RSPCA Inspector Anthony Joynes was filmed hauling the terrified animals from the quagmire, fearing one slip could leave him trapped in the gooey morass.
Millions of television viewers have followed the fearless efforts of the RSPCA's frontline officer as he saves pets from all manner of dangerous predicaments in Channel 5’s popular primetime show, The Dog Rescuers.
Last week, Inspector Joynes was filmed in tears after trying to help a dog stoned to near death by African villagers who feared the animal was infected with rabies.
Back on his home beat in north west England, the recent warm weather had created a potential death trap by drying out a farm pond, leaving the bottom with a thin crust covering the mud and which quickly cracked under the animals’ hooves.
Luckily, a walker in Altrincham, Cheshire, just about made out the shape of the sheep languishing in the mire and raised the alarm.
Inspector Joynes said: “When I first got there I struggled to make out where the lamb and the ewe were as they were covered in mud.
“The sheep were very difficult to spot so it was just fortunate this member of the public saw some movement and went to investigate. They could have easily died if they were left much longer.
“The area was a pond but, because of the hot weather, half of it had dried up and had formed a crust on top but underneath it was thick mud.
RSPCA Inspector Anthony Joynes was filmed hauling the terrified animals from the quagmire (Image: NC)
Television's intrepid Dog Rescuer has pulled off one of his trickiest ever missions (Image: NC)
The inspector managed to get a firm grip on the sheep and heaved them both to safety (Image: NC)
“They were probably walking along thinking they were on hard ground when they just fell through.”
Teetering on the edge of the hard ground, the inspector managed to get a firm grip on the sheep, their fleeces made all the heavier by the glutinous mud, and heaved them both to safety.
After a few moments massaging the ewe’s legs, she was able to walk off but the exhausted lamb was taken back to the farm, washed down and left to rest in a stable.
Inspector Joynes said: “I was going to call the fire service for help but realised I could reach the animals safely and was worried if they were left much longer they would not make it.
“Afterwards, I was covered head to toe in stinking mud.
"I smelt like a farm animal myself and had to throw the uniform away.
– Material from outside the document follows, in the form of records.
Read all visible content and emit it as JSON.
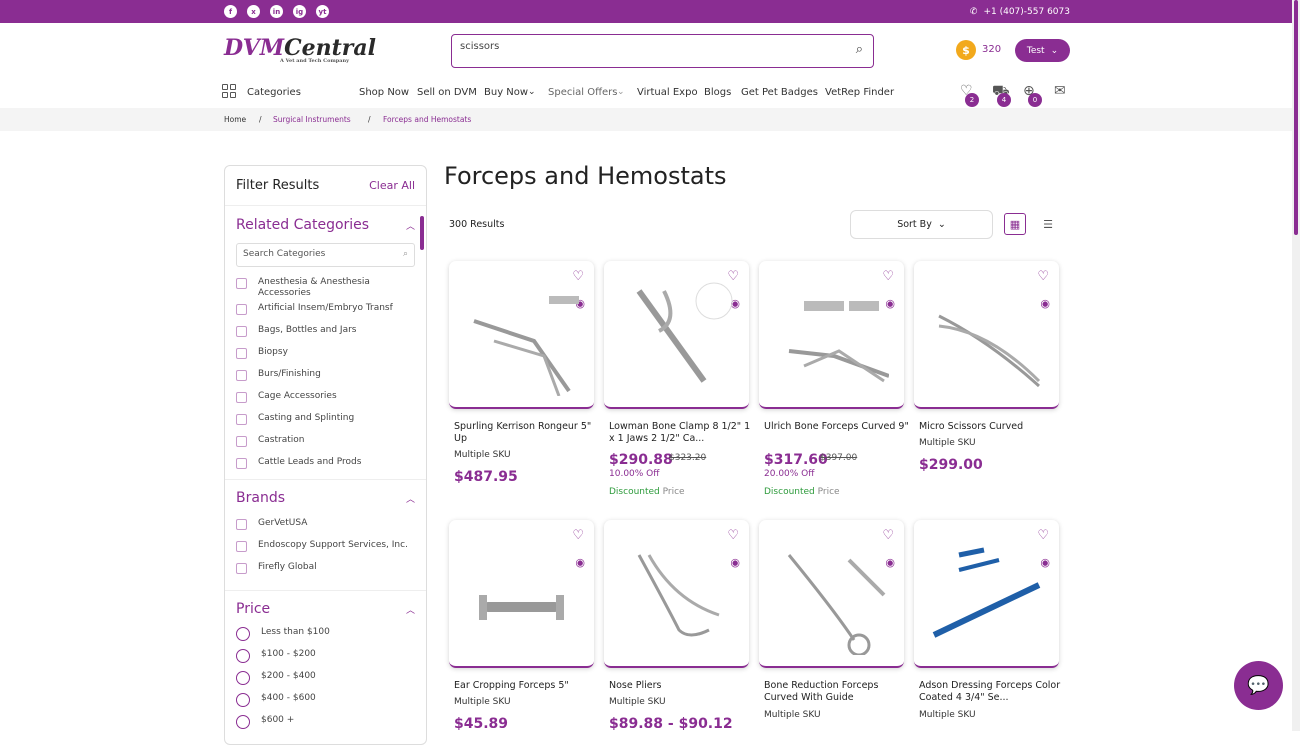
{
  "topbar": {
    "phone": "+1 (407)-557 6073",
    "social": [
      "f",
      "x",
      "in",
      "ig",
      "yt"
    ]
  },
  "header": {
    "logo_main": "DVM",
    "logo_sub": "Central",
    "logo_tag": "A Vet and Tech Company",
    "search_value": "scissors",
    "coins": "320",
    "user_label": "Test"
  },
  "nav": {
    "categories": "Categories",
    "items": [
      "Shop Now",
      "Sell on DVM",
      "Buy Now",
      "Special Offers",
      "Virtual Expo",
      "Blogs",
      "Get Pet Badges",
      "VetRep Finder"
    ],
    "wishlist_count": "2",
    "cart_count": "4",
    "compare_count": "0"
  },
  "breadcrumb": [
    "Home",
    "/",
    "Surgical Instruments",
    "/",
    "Forceps and Hemostats"
  ],
  "sidebar": {
    "filter_title": "Filter Results",
    "clear_all": "Clear All",
    "related_title": "Related Categories",
    "search_placeholder": "Search Categories",
    "categories": [
      "Anesthesia & Anesthesia Accessories",
      "Artificial Insem/Embryo Transf",
      "Bags, Bottles and Jars",
      "Biopsy",
      "Burs/Finishing",
      "Cage Accessories",
      "Casting and Splinting",
      "Castration",
      "Cattle Leads and Prods"
    ],
    "brands_title": "Brands",
    "brands": [
      "GerVetUSA",
      "Endoscopy Support Services, Inc.",
      "Firefly Global"
    ],
    "price_title": "Price",
    "prices": [
      "Less than $100",
      "$100 - $200",
      "$200 - $400",
      "$400 - $600",
      "$600 +"
    ]
  },
  "main": {
    "title": "Forceps and Hemostats",
    "results": "300 Results",
    "sort_label": "Sort By"
  },
  "products": [
    {
      "name": "Spurling Kerrison Rongeur 5\" Up",
      "sku": "Multiple SKU",
      "price": "$487.95"
    },
    {
      "name": "Lowman Bone Clamp 8 1/2\" 1 x 1 Jaws 2 1/2\" Ca...",
      "price": "$290.88",
      "old_price": "$323.20",
      "off": "10.00% Off",
      "disc_a": "Discounted",
      "disc_b": "Price"
    },
    {
      "name": "Ulrich Bone Forceps Curved 9\"",
      "price": "$317.60",
      "old_price": "$397.00",
      "off": "20.00% Off",
      "disc_a": "Discounted",
      "disc_b": "Price"
    },
    {
      "name": "Micro Scissors Curved",
      "sku": "Multiple SKU",
      "price": "$299.00"
    },
    {
      "name": "Ear Cropping Forceps 5\"",
      "sku": "Multiple SKU",
      "price": "$45.89"
    },
    {
      "name": "Nose Pliers",
      "sku": "Multiple SKU",
      "price": "$89.88 - $90.12"
    },
    {
      "name": "Bone Reduction Forceps Curved With Guide",
      "sku": "Multiple SKU"
    },
    {
      "name": "Adson Dressing Forceps Color Coated 4 3/4\" Se...",
      "sku": "Multiple SKU"
    }
  ],
  "colors": {
    "brand": "#8a2d92",
    "discount": "#2e9b3c",
    "coin": "#f2a91c"
  }
}
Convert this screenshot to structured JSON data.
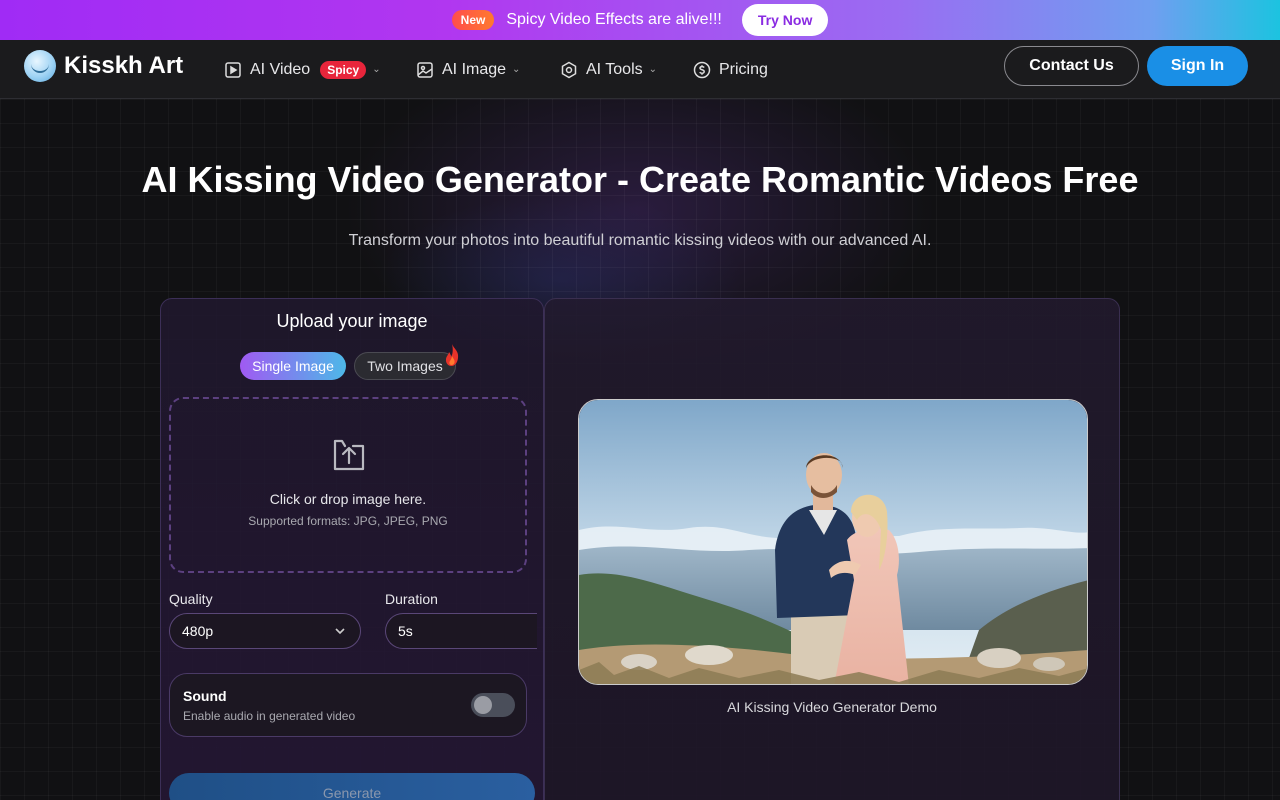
{
  "announcement": {
    "badge": "New",
    "text": "Spicy Video Effects are alive!!!",
    "cta": "Try Now"
  },
  "nav": {
    "brand": "Kisskh Art",
    "items": [
      {
        "label": "AI Video",
        "icon": "play-square-icon",
        "badge": "Spicy",
        "has_dropdown": true
      },
      {
        "label": "AI Image",
        "icon": "image-icon",
        "has_dropdown": true
      },
      {
        "label": "AI Tools",
        "icon": "hexagon-icon",
        "has_dropdown": true
      },
      {
        "label": "Pricing",
        "icon": "dollar-circle-icon",
        "has_dropdown": false
      }
    ],
    "contact": "Contact Us",
    "signin": "Sign In"
  },
  "hero": {
    "title": "AI Kissing Video Generator - Create Romantic Videos Free",
    "subtitle": "Transform your photos into beautiful romantic kissing videos with our advanced AI."
  },
  "upload": {
    "title": "Upload your image",
    "modes": [
      "Single Image",
      "Two Images"
    ],
    "selected_mode": "Single Image",
    "drop_text": "Click or drop image here.",
    "formats": "Supported formats: JPG, JPEG, PNG",
    "quality_label": "Quality",
    "quality_value": "480p",
    "duration_label": "Duration",
    "duration_value": "5s",
    "sound_title": "Sound",
    "sound_desc": "Enable audio in generated video",
    "sound_enabled": false,
    "generate": "Generate"
  },
  "preview": {
    "caption": "AI Kissing Video Generator Demo"
  },
  "colors": {
    "accent_purple": "#a02bf5",
    "accent_blue": "#1a8fe6",
    "spicy_red": "#e8253b"
  }
}
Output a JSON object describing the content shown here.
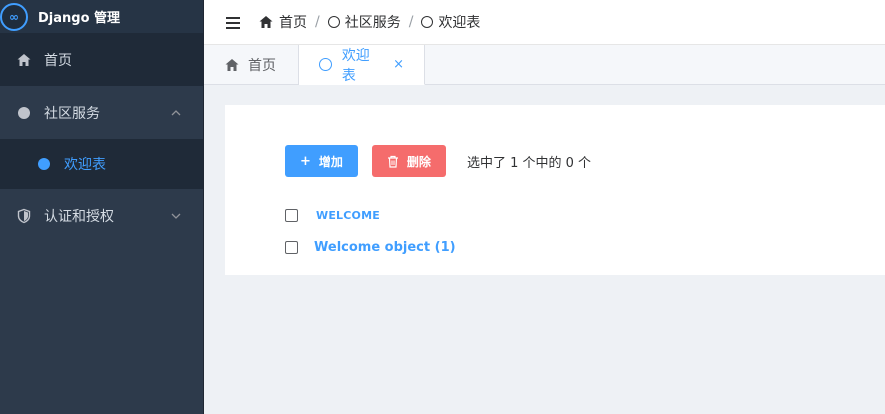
{
  "brand": {
    "title": "Django 管理",
    "logo_glyph": "∞"
  },
  "sidebar": {
    "items": [
      {
        "label": "首页",
        "icon": "home-icon"
      },
      {
        "label": "社区服务",
        "icon": "circle-icon",
        "expanded": true,
        "children": [
          {
            "label": "欢迎表",
            "active": true
          }
        ]
      },
      {
        "label": "认证和授权",
        "icon": "shield-icon",
        "expanded": false
      }
    ]
  },
  "breadcrumb": [
    {
      "label": "首页",
      "icon": "home-icon"
    },
    {
      "label": "社区服务",
      "icon": "circle-icon"
    },
    {
      "label": "欢迎表",
      "icon": "circle-icon"
    }
  ],
  "breadcrumb_separator": "/",
  "tabs": [
    {
      "label": "首页",
      "icon": "home-icon",
      "active": false
    },
    {
      "label": "欢迎表",
      "icon": "circle-icon",
      "active": true,
      "close_glyph": "×"
    }
  ],
  "toolbar": {
    "add_label": "增加",
    "add_icon_glyph": "+",
    "delete_label": "删除",
    "selection_text": "选中了 1 个中的 0 个"
  },
  "table": {
    "column_header": "WELCOME",
    "rows": [
      {
        "label": "Welcome object (1)"
      }
    ]
  },
  "colors": {
    "accent": "#409eff",
    "danger": "#f56c6c",
    "sidebar_bg": "#2d3a4b"
  }
}
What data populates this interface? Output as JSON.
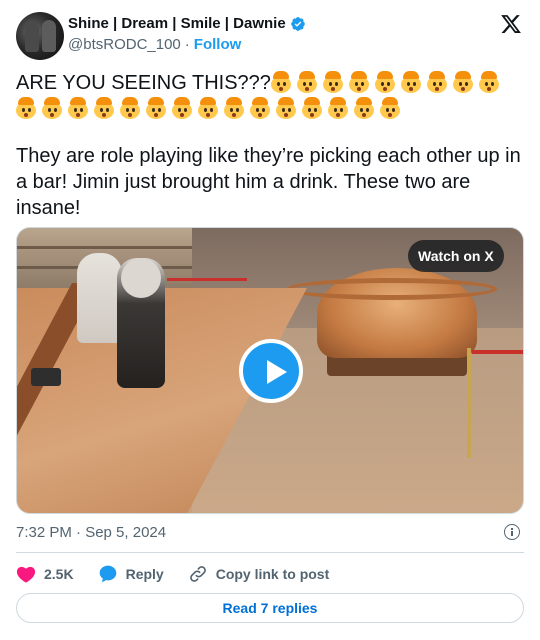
{
  "header": {
    "display_name": "Shine | Dream | Smile | Dawnie",
    "handle": "@btsRODC_100",
    "separator": "·",
    "follow_label": "Follow"
  },
  "tweet": {
    "headline": "ARE YOU SEEING THIS???",
    "emoji_count": 24,
    "emoji_name": "exploding-head-emoji",
    "body": "They are role playing like they’re picking each other up in a bar! Jimin just brought him a drink. These two are insane!"
  },
  "media": {
    "watch_label": "Watch on X",
    "play_icon": "play-icon"
  },
  "meta": {
    "timestamp": "7:32 PM · Sep 5, 2024"
  },
  "actions": {
    "like_count": "2.5K",
    "reply_label": "Reply",
    "copy_label": "Copy link to post"
  },
  "footer": {
    "read_replies_label": "Read 7 replies"
  },
  "colors": {
    "accent": "#1d9bf0",
    "heart": "#f91880",
    "text": "#0f1419",
    "secondary": "#536471",
    "link": "#006fd6"
  }
}
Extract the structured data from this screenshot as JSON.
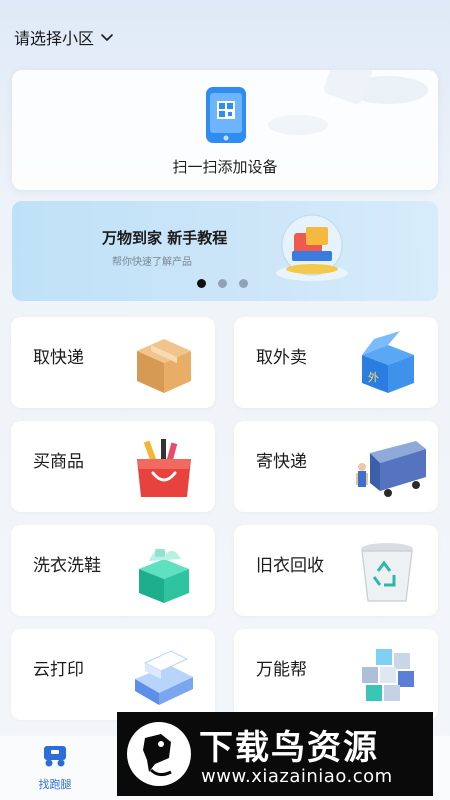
{
  "header": {
    "community_selector": "请选择小区"
  },
  "scan_card": {
    "label": "扫一扫添加设备"
  },
  "banner": {
    "title": "万物到家 新手教程",
    "subtitle": "帮你快速了解产品",
    "active_page": 1,
    "page_count": 3
  },
  "services": [
    {
      "label": "取快递",
      "icon": "parcel-box-icon"
    },
    {
      "label": "取外卖",
      "icon": "takeout-box-icon"
    },
    {
      "label": "买商品",
      "icon": "shopping-bag-icon"
    },
    {
      "label": "寄快递",
      "icon": "delivery-truck-icon"
    },
    {
      "label": "洗衣洗鞋",
      "icon": "laundry-box-icon"
    },
    {
      "label": "旧衣回收",
      "icon": "recycle-bin-icon"
    },
    {
      "label": "云打印",
      "icon": "printer-icon"
    },
    {
      "label": "万能帮",
      "icon": "cubes-icon"
    }
  ],
  "bottom_nav": {
    "items": [
      {
        "label": "找跑腿",
        "icon": "errand-icon",
        "active": true
      }
    ]
  },
  "watermark": {
    "title": "下载鸟资源",
    "url": "www.xiazainiao.com"
  },
  "colors": {
    "accent": "#2b6fd6",
    "banner_bg": "#c7e3f8",
    "page_bg": "#f4f6f9"
  }
}
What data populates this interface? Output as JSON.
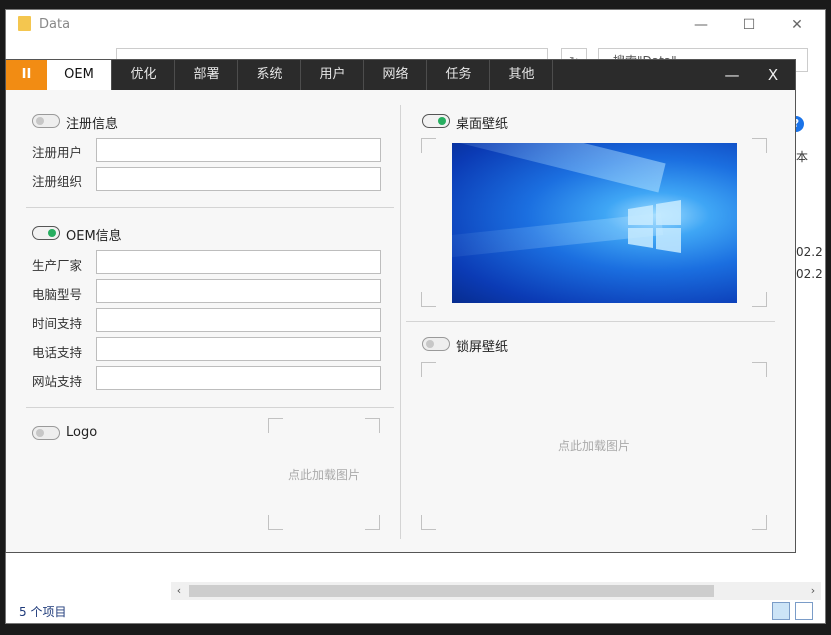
{
  "explorer": {
    "title": "Data",
    "window_controls": {
      "minimize": "—",
      "maximize": "☐",
      "close": "✕"
    },
    "search_placeholder": "搜索\"Data\"",
    "side_text": [
      "本",
      "02.2",
      "02.2"
    ],
    "status": "5 个项目"
  },
  "app": {
    "tabs": [
      {
        "label": "OEM",
        "active": true
      },
      {
        "label": "优化",
        "active": false
      },
      {
        "label": "部署",
        "active": false
      },
      {
        "label": "系统",
        "active": false
      },
      {
        "label": "用户",
        "active": false
      },
      {
        "label": "网络",
        "active": false
      },
      {
        "label": "任务",
        "active": false
      },
      {
        "label": "其他",
        "active": false
      }
    ],
    "pause_label": "II",
    "minimize_label": "—",
    "close_label": "X"
  },
  "oem": {
    "registration": {
      "label": "注册信息",
      "enabled": false,
      "fields": [
        {
          "label": "注册用户",
          "value": ""
        },
        {
          "label": "注册组织",
          "value": ""
        }
      ]
    },
    "oem_info": {
      "label": "OEM信息",
      "enabled": true,
      "fields": [
        {
          "label": "生产厂家",
          "value": ""
        },
        {
          "label": "电脑型号",
          "value": ""
        },
        {
          "label": "时间支持",
          "value": ""
        },
        {
          "label": "电话支持",
          "value": ""
        },
        {
          "label": "网站支持",
          "value": ""
        }
      ]
    },
    "logo": {
      "label": "Logo",
      "enabled": false,
      "placeholder": "点此加载图片"
    },
    "desktop_wallpaper": {
      "label": "桌面壁纸",
      "enabled": true
    },
    "lock_wallpaper": {
      "label": "锁屏壁纸",
      "enabled": false,
      "placeholder": "点此加载图片"
    }
  },
  "colors": {
    "accent_orange": "#f28c13",
    "toggle_on_green": "#27ae60",
    "tabbar_dark": "#2b2b2b"
  }
}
“My back was really hurting, too, but it was well worth it as it is always nice to save animals.
"The farmer later contacted me to say the lamb is doing well.”
If you see an animal you have concerns about, please call the RSPCA’s emergency line on 0300 1234 999.